(Data about app and page elements)
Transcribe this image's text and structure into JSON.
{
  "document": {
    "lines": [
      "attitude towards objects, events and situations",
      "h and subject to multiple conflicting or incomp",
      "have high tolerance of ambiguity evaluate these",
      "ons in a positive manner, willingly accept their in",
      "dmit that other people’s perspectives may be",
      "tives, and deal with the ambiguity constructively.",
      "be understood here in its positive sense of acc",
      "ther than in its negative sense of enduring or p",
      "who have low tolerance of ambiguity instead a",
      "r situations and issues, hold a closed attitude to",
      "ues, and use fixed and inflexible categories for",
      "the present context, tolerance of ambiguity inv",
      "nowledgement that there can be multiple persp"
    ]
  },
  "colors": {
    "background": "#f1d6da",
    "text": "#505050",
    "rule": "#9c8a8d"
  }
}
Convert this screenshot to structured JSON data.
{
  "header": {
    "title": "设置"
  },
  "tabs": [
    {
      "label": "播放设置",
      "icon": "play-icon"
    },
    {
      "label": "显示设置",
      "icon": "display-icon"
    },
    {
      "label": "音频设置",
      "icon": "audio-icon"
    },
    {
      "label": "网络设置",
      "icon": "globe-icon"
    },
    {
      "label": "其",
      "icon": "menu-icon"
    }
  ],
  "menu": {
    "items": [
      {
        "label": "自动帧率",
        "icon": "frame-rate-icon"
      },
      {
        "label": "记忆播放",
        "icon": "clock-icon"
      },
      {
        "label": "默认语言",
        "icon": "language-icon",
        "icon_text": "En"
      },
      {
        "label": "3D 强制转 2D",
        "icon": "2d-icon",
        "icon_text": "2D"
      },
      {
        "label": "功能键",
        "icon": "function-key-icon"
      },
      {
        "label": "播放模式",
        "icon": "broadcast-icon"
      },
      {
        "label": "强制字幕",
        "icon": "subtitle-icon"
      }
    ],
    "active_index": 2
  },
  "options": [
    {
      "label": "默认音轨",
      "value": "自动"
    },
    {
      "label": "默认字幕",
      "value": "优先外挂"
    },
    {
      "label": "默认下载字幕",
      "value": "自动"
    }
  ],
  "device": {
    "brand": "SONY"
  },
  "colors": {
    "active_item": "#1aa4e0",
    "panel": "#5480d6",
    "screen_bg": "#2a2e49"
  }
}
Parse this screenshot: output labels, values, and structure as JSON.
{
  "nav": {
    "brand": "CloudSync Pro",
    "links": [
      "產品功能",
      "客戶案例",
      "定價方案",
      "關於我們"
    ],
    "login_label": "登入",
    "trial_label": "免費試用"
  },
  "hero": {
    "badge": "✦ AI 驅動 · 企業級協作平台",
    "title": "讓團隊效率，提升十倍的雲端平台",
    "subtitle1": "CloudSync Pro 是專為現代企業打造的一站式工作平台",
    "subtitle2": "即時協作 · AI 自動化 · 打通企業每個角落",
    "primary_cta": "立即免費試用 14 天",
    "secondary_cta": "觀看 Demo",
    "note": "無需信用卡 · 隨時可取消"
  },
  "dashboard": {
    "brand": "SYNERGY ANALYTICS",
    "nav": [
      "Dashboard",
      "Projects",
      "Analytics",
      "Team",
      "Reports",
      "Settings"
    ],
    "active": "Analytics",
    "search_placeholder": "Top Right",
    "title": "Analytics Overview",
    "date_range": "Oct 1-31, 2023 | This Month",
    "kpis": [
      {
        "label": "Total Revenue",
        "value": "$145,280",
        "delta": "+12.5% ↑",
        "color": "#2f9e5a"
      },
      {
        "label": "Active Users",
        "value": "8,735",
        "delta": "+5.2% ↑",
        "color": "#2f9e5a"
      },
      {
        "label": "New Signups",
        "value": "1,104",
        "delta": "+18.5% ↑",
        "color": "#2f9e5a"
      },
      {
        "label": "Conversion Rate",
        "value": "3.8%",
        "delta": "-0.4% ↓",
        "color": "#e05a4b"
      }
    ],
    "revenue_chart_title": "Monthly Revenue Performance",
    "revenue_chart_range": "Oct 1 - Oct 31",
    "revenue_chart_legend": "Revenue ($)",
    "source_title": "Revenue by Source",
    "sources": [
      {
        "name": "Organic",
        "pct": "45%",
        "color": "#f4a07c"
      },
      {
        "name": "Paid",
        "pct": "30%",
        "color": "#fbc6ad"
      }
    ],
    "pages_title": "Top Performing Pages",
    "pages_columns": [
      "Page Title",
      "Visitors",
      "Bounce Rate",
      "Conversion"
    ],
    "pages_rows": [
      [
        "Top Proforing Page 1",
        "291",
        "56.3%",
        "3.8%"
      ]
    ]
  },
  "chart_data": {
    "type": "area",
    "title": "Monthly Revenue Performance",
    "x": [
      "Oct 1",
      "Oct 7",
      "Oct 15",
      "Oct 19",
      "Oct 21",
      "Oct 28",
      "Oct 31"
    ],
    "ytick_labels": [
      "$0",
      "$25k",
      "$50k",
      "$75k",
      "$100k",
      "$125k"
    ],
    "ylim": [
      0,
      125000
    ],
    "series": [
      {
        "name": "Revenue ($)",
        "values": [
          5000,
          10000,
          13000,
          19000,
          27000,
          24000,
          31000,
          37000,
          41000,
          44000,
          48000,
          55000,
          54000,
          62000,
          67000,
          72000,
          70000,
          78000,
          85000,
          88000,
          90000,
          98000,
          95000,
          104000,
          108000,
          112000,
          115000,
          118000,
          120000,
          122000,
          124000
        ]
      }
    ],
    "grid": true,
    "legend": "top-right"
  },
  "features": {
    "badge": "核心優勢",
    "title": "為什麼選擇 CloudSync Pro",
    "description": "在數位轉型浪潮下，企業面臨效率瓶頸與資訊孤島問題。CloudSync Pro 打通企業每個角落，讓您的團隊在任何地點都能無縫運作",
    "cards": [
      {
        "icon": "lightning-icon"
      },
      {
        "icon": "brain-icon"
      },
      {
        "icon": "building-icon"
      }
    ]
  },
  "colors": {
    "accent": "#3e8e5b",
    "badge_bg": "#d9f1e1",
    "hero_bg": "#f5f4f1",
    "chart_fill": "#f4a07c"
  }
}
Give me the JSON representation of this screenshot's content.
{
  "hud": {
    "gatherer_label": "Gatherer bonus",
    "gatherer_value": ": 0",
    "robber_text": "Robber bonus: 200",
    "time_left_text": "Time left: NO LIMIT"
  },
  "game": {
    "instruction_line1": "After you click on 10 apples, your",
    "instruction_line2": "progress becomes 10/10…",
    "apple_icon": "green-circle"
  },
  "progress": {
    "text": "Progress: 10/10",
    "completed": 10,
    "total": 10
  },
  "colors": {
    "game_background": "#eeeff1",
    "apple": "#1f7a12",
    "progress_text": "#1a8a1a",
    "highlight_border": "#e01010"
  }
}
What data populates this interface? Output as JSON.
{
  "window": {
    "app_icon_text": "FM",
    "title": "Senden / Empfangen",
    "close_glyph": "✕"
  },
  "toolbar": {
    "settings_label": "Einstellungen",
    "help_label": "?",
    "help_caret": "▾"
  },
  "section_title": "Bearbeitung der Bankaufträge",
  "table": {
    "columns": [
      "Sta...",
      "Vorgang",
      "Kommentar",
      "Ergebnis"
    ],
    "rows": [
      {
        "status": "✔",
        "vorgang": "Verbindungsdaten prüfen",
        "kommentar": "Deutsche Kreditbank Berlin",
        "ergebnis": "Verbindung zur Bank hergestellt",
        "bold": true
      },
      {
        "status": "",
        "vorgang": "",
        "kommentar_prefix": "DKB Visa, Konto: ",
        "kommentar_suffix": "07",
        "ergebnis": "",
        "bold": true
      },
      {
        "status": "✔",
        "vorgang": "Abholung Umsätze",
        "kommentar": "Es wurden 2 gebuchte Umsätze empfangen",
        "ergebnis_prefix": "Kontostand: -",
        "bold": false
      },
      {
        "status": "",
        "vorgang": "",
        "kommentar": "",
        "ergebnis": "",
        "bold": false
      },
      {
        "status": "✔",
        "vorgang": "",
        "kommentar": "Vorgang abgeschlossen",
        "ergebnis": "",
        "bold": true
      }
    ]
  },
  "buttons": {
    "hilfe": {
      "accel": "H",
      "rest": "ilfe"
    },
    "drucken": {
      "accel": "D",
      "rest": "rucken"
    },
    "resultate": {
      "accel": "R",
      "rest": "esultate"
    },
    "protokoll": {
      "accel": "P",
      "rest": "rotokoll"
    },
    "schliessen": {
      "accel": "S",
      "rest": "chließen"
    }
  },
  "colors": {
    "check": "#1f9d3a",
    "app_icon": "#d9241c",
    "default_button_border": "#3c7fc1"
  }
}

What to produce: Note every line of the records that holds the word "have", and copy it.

Your response:
      "have high tolerance of ambiguity evaluate these",
      "who have low tolerance of ambiguity instead a",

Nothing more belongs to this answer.